McKayla Maroney of the U.S. was the only gymnast to defend her title from the 2011 Worlds in Tokyo. Performing last up on vault, Maroney took a small step on her Amanar but edged teammate Simone Biles for the gold thanks to her second vault (roundoff, half on, front layout half off), a half twist harder than Biles's (15.724-15.595 average).
Maroney, who to this point has been a shoo-in for gold on vault in every event she's entered, won the event by only 0.129 and must be feeling pressure from Biles, who has been working a much harder Cheng second vault, though she did not use it here. Maroney said after the preliminary round that she hopes to be able to upgrade both her vaults -- "an extra half twist on each" -- within the next few years, which would arm both Americans .
North Korea's Hong Un Jong, the 2008 Olympic vault champion, successfully landed both an Amanar and a Cheng for the bronze (15.483 average), albeit without the exceptional height and block of Biles. The women's vault final featured some of the hardest skills ever thrown on the event, including a missed handspring double front from the Dominican Republic's Yamilet Pena.
But it was the Netherlands's Chantysha Netteb, a first-year senior and reigning Junior European champion on vault, who injured her right knee landing a double-twisting Yurchenko and had to be helped off the vaulting podium. Netteb will undergo a full examination in Amsterdam tomorrow to determine the seriousness of her injury.
After a fall by Yao Jinnan, China's Huang Huidan stepped up to give China its first gold on uneven bars since He Kexin won in London in 2009 (15.4). Huang's high-flying combinations gave her a slight edge over the U.S.'s Kyla Ross, who hit a fairly clean routine for silver (15.266). Olympic bars champion Aliya Mustafina settled the bronze with her eye-catching new skill (Maloney full to mixed grip), hitting her routine but taking a large step on her 1.5 twisting double tuck dismount (15.033).
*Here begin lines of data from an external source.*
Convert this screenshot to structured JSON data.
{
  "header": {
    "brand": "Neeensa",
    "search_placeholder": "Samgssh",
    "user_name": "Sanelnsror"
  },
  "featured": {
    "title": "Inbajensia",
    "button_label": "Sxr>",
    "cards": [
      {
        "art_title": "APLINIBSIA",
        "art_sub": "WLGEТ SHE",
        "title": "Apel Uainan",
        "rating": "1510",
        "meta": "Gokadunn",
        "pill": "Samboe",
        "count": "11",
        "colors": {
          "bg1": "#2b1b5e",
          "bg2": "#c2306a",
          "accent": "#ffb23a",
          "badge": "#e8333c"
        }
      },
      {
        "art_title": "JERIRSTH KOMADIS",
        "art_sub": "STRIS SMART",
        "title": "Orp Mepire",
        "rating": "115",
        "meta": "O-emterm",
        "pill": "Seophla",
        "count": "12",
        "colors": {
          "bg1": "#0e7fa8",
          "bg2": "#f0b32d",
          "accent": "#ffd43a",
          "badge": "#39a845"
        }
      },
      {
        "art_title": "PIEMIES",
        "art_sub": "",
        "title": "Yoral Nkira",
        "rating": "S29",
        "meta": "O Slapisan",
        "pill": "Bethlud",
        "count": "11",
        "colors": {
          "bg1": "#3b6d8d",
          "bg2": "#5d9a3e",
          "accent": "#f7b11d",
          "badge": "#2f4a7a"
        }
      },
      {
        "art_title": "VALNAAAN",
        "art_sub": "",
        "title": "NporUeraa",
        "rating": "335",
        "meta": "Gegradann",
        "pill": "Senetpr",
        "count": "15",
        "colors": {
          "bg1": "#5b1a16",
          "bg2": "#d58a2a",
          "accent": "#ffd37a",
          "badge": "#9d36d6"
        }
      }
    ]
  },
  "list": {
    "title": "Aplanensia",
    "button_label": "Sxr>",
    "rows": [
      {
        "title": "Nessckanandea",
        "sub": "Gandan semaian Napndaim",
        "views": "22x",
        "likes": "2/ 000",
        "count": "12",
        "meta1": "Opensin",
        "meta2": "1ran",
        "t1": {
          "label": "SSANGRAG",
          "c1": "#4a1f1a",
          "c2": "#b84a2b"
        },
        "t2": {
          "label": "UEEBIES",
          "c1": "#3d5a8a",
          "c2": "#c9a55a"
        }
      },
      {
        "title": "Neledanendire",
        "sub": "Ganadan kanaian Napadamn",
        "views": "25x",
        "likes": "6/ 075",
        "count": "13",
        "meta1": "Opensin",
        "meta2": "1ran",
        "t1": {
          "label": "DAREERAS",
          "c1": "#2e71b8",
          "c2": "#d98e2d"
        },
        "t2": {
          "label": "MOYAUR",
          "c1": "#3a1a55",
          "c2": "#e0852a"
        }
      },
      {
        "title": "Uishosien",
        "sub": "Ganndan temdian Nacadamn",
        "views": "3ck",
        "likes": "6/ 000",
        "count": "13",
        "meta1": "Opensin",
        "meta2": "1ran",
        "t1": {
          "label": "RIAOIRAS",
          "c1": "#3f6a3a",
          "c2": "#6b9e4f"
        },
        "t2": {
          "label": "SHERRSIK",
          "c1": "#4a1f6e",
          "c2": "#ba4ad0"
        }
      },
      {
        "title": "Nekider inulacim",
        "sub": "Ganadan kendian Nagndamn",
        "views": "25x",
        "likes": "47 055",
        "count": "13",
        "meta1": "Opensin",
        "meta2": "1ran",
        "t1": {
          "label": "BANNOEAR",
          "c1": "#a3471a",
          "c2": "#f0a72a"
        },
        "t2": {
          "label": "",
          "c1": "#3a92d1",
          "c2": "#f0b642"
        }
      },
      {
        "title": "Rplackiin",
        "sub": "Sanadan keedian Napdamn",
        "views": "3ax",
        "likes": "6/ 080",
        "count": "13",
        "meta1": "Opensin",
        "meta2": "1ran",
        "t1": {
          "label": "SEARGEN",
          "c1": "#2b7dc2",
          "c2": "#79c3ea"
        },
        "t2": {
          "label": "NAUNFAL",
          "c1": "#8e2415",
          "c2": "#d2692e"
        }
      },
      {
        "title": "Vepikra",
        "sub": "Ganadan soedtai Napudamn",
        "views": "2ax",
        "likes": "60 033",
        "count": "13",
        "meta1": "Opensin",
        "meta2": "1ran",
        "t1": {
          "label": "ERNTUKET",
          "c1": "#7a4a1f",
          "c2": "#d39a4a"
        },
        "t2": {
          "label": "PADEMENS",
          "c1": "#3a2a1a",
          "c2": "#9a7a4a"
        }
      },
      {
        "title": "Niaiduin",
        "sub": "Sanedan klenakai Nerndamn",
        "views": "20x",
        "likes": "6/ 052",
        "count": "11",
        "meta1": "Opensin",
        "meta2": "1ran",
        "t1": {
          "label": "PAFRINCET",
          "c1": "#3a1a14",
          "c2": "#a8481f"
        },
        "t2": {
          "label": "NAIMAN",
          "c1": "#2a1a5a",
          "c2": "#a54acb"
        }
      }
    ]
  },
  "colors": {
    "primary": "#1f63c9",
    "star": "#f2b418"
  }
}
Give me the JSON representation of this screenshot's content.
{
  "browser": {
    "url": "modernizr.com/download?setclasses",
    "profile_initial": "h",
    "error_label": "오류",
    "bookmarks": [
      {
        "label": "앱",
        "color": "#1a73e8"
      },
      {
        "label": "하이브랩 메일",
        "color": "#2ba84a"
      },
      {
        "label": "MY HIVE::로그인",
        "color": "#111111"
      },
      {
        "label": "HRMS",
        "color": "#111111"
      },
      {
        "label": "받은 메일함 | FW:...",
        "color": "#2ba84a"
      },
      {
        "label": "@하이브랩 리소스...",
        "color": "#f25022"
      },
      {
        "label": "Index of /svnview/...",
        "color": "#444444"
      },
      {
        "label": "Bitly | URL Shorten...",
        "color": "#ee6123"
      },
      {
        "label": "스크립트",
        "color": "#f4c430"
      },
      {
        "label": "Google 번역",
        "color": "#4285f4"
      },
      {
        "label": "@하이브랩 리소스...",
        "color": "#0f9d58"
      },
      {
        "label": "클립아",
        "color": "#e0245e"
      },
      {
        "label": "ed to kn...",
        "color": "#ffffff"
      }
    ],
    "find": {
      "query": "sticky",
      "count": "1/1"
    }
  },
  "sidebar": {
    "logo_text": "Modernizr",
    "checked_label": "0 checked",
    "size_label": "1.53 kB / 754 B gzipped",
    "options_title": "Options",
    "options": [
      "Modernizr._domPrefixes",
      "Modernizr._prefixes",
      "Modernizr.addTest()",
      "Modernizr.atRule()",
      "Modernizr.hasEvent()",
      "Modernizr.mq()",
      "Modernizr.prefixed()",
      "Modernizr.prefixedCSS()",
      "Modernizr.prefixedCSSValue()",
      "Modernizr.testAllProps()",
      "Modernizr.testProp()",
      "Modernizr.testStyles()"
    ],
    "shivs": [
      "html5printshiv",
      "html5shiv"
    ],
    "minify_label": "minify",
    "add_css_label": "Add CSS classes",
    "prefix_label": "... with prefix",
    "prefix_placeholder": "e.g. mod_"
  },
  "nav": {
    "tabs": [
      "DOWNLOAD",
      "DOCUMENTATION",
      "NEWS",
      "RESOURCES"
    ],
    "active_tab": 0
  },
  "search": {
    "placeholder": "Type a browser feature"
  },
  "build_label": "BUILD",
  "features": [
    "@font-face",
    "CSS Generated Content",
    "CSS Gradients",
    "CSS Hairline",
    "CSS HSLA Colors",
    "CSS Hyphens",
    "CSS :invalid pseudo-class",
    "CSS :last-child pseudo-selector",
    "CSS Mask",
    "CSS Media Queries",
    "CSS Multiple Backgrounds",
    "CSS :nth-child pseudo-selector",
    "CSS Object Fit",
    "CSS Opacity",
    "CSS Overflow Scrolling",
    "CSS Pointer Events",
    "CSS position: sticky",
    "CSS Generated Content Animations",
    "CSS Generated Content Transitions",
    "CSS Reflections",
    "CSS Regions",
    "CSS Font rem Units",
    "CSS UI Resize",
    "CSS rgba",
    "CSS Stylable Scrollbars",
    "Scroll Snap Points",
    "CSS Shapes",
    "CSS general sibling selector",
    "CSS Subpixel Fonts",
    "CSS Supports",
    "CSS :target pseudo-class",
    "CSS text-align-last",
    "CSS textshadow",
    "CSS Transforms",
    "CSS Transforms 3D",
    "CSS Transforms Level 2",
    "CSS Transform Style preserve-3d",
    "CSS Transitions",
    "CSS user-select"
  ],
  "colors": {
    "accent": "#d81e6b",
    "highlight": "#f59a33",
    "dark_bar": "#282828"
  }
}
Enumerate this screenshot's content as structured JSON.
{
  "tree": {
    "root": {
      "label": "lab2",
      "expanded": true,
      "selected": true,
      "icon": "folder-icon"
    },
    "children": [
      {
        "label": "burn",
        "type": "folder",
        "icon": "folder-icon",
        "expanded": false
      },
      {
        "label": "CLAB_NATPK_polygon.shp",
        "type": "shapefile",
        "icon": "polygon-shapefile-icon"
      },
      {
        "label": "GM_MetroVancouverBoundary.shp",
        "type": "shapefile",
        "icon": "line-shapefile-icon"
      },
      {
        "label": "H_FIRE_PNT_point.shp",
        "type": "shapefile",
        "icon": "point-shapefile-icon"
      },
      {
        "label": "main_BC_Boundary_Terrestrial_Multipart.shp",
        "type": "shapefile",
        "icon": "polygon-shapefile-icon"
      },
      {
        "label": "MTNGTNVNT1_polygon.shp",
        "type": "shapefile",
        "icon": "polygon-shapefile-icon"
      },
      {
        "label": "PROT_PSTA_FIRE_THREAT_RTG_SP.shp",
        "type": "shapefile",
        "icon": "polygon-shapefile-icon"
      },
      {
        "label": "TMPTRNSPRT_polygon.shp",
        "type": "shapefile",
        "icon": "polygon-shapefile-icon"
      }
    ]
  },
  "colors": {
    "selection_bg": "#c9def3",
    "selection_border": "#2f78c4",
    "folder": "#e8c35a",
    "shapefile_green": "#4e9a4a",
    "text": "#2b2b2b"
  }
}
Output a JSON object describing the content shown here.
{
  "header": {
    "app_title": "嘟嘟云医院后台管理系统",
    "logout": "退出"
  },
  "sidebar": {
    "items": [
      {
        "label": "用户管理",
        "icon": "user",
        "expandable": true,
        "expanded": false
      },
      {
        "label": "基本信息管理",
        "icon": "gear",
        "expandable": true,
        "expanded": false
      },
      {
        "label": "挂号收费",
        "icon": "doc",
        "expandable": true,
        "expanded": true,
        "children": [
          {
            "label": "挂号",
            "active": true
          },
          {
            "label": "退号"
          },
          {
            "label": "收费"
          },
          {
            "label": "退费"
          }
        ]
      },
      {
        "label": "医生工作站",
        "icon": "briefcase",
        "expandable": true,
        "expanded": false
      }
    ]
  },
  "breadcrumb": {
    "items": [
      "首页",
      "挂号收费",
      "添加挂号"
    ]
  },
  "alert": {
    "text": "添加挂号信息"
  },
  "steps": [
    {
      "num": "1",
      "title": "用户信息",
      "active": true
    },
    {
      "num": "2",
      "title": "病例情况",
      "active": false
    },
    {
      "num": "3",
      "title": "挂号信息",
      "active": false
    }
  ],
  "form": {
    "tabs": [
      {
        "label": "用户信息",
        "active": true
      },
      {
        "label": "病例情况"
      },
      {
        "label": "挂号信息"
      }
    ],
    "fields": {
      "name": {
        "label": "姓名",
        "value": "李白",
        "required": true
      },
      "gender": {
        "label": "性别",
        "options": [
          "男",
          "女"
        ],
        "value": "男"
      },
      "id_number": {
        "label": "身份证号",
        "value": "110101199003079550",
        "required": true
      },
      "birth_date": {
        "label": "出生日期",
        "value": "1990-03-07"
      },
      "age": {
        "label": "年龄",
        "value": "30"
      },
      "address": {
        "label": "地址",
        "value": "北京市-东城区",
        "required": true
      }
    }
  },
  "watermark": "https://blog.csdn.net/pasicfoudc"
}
Twisting wunderkind Kenzo Shirai of Japan spun his way through his floor routine to dominate the competition with his start score, 0.6 higher than anyone else's (16.0). (As a bonus, the 17-year-old also showed two elements never before done on the World stage, a front triple full and a quad full). Teammate Kohei Uchimura, who sailed to his fourth consecutive world all-around title Thursday night, was virtuosity again on floor, turning in a clean performance to finish with the bronze (15.5) behind American Jake Dalton (15.6).
Japan doubled down on gold with Kohei Kameyama's pommel horse routine, a complex and beautifully performed routine that carried a 6.9 start value (15.833). Kameyama's clean form carried him over Britain's Max Whitlock, who had the highest difficulty at 7.2, and Mexico's promising Daniel Corral Barron, who tied Whitlock for the silver (15.633).
Olympic rings champion Arthur Zanetti of Brazil hit his full twisting double layout dismount on (and all the difficulty that came before it) to defend his title on his best event (15.8) over challengers Aleksandr Balandin of Russia (15.733) and the U.S.'s Brandon Wynn, who gave the Americans their first World medal on still rings since 1994 (15.666).
The 2013 World Championships concludes tomorrow with the second day of event finals, featuring women's beam and floor and men's vault, parallel bars and still rings.